How does one review a book of poems that has no table of contents and no page numbers? More to the point, perhaps, is how does one read such a book? What do those absences signify? Individual poems have titles, yet they seem to move on, almost glide on, from what preceded them, and into what follows. “Artifice’, the book’s first poem in the section ‘Harm’s Light’ in fact has each section beginning with the last line or two of the preceding section, pausing, but resuming , then handing on to its successor.
There is only one appropriate way to begin my first news post as Managing Editor of Cordite – that being to extend, then extend further, then possibly dislocating my e-arm in extending further still, a massive thank you (for all …
I initially approached Glen Phillips in the hopes that he would contribute to Cordite Poetry Review’s Children of Malley II edition, whimsically playing off the Malley / Mallee imagery. As Glen’s poetry, criticism and almost entire oeuvre deals with the landscape of Western Australia I thought what better assonant reference could we have for this, our second Malley edition.
This interview was began on a midday walk along the Coventry and Warwick borders in England’s temperate May and was concluded over the course of these past months. My own visit to Warwick was a delight, though suffering from the travails of long distant travel and foreign flu bugs, it was a long awaited and much anticipated trip.
To my delight, and profound confusion, one morning there was a message in my inbox from Peter Larkin. Peter contacted me after reading my poem ‘a continuous plain’, which was published in Cordite’s Pastoral issue, edited by Stuart Cooke, and which quotes a line of his: ‘true scarcity of no trespass.’
Erasure Traces is an experimental work, in terms of linguistic innovation, textual depth and in the application of theoretical constructs to the formulation of poetry.

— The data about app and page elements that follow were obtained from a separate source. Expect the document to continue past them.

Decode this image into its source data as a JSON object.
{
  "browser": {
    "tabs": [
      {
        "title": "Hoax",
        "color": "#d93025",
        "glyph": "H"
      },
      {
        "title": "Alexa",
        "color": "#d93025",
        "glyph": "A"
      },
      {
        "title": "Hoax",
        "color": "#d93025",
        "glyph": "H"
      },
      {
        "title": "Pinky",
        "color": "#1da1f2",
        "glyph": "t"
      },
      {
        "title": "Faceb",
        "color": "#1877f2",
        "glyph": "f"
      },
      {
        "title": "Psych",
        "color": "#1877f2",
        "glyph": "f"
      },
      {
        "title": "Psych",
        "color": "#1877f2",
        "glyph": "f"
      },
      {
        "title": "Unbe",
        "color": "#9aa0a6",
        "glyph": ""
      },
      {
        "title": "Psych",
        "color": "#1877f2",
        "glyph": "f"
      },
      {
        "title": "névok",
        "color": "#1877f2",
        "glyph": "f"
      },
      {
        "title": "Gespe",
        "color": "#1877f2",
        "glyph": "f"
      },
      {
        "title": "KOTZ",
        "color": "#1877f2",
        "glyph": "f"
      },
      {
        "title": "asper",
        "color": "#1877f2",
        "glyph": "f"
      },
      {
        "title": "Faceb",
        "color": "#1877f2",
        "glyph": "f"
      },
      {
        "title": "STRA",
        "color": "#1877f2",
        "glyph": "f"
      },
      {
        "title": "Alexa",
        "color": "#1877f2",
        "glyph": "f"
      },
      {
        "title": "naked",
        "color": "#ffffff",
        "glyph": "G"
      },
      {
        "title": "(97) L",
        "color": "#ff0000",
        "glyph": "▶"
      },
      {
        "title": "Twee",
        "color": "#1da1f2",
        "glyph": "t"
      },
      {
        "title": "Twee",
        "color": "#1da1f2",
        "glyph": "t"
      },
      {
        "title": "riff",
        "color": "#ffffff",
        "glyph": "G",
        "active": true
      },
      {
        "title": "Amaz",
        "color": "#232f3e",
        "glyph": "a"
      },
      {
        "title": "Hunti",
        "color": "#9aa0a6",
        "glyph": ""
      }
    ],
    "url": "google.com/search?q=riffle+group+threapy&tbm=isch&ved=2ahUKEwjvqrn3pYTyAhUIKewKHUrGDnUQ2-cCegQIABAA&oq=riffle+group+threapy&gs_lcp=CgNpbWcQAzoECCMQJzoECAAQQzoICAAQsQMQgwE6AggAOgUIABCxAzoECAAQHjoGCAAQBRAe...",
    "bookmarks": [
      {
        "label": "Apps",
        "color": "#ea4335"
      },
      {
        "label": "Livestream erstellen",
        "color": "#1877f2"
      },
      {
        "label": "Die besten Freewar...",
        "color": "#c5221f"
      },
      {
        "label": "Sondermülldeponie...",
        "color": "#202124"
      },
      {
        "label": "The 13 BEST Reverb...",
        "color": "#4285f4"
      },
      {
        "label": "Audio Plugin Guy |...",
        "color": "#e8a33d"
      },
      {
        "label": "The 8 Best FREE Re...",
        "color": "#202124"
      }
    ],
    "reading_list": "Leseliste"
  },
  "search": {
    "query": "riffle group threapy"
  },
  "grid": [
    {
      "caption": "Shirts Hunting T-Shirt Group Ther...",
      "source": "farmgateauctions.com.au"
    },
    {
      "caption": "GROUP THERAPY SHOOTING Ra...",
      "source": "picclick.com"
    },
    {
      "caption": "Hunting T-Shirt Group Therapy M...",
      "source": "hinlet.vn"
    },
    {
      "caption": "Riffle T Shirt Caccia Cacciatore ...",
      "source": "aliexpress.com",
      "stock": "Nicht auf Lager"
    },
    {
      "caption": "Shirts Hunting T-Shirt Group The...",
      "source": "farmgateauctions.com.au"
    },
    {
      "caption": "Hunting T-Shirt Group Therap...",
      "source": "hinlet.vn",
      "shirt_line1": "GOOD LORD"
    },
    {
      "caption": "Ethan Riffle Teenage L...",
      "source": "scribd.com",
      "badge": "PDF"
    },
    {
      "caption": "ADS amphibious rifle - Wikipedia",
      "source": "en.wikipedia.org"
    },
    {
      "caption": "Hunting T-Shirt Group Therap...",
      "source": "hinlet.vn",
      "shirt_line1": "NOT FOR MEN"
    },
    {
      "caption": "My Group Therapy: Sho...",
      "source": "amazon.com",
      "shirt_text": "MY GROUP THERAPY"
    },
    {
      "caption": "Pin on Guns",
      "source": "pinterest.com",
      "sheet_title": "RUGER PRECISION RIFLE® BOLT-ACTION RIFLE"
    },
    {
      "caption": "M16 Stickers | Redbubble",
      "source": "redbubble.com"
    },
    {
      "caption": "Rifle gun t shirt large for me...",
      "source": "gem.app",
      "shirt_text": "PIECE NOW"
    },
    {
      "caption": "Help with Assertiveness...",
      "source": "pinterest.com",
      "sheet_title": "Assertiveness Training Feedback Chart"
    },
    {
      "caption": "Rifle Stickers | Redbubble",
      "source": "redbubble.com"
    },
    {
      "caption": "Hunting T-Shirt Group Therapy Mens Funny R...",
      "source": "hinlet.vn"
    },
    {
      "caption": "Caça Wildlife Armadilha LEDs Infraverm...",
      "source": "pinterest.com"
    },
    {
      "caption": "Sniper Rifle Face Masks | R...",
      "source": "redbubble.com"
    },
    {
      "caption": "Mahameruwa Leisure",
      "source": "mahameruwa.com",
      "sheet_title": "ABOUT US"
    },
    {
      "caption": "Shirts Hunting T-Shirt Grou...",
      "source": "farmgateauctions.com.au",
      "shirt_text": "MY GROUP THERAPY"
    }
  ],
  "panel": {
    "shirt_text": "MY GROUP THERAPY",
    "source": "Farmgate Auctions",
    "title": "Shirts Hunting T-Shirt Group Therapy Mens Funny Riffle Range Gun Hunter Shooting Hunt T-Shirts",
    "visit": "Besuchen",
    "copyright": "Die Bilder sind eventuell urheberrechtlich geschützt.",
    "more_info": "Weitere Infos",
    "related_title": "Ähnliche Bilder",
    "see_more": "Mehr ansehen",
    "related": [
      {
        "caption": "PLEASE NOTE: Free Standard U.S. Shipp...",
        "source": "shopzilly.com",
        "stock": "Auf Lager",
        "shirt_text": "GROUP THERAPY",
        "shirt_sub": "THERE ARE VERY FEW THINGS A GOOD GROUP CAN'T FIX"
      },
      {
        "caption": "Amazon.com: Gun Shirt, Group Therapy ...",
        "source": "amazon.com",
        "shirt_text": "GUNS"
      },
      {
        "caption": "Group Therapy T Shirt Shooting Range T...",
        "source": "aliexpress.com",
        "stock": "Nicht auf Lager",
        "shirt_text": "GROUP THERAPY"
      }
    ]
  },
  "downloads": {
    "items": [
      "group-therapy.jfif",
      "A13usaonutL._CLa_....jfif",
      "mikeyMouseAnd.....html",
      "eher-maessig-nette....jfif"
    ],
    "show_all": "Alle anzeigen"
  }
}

I feel that there is a great amount of depth to the work which may be overlooked at a preliminary read and so I undertake this review to underscore the possibilities and potentialities that I see as dominant substrates in Watson's work.
The poetry of J.H. Prynne has recently come to the attention of an international set of poets and literary theorists. This attention has coincided with the release of his updated collected work, Poems, and, coincidently, with Prynne's retirement from a teaching position at the University of Cambridge and as a librarian at Gonville and Caius College. The attention that the rerelease of Poems has incited is due partially to a growing awareness of contemporary British Poetry, and marks the first time that Prynne's poetry has been made widely available outside of the small press publications of Cambridge.
In Les Wicks' The Ambrosiacs visual and tonal senses, shown through a series of relentless escapes and endscapes, create a striking depiction of the poet's perceptions and observations. The fundamental basis of Wicks' collection, and the manner in which the reader is encouraged to approach them, is as an elegy: a series of memories and dedications aiming for the preservation of the instant, even if the instants are acknowledged as fleeting.
a continuous plain interrupted so; ligatures extending from birthplace. 'true scarcity of no trespass;' the questions of function can now be delayed. where homesteader and exile drink of the same cup; it is the dialect of language which qualifies. an …
meditated by praise at variance a magnificent structure vessels of cartography by hunger's voices as store house projections that divisionless resonant direction fields tessellated expression replete escapes mnemonic paths contrarily lyrical a grafting which does not supervene on irresolute divisions …
the prairies wear the veil of corporeal frontiers like skin-grafts a map whose land marks the grain edge of formidable rivers, the mark of trade routes discernable only by sight or song dissected by barbed wire of varying tensions, sung …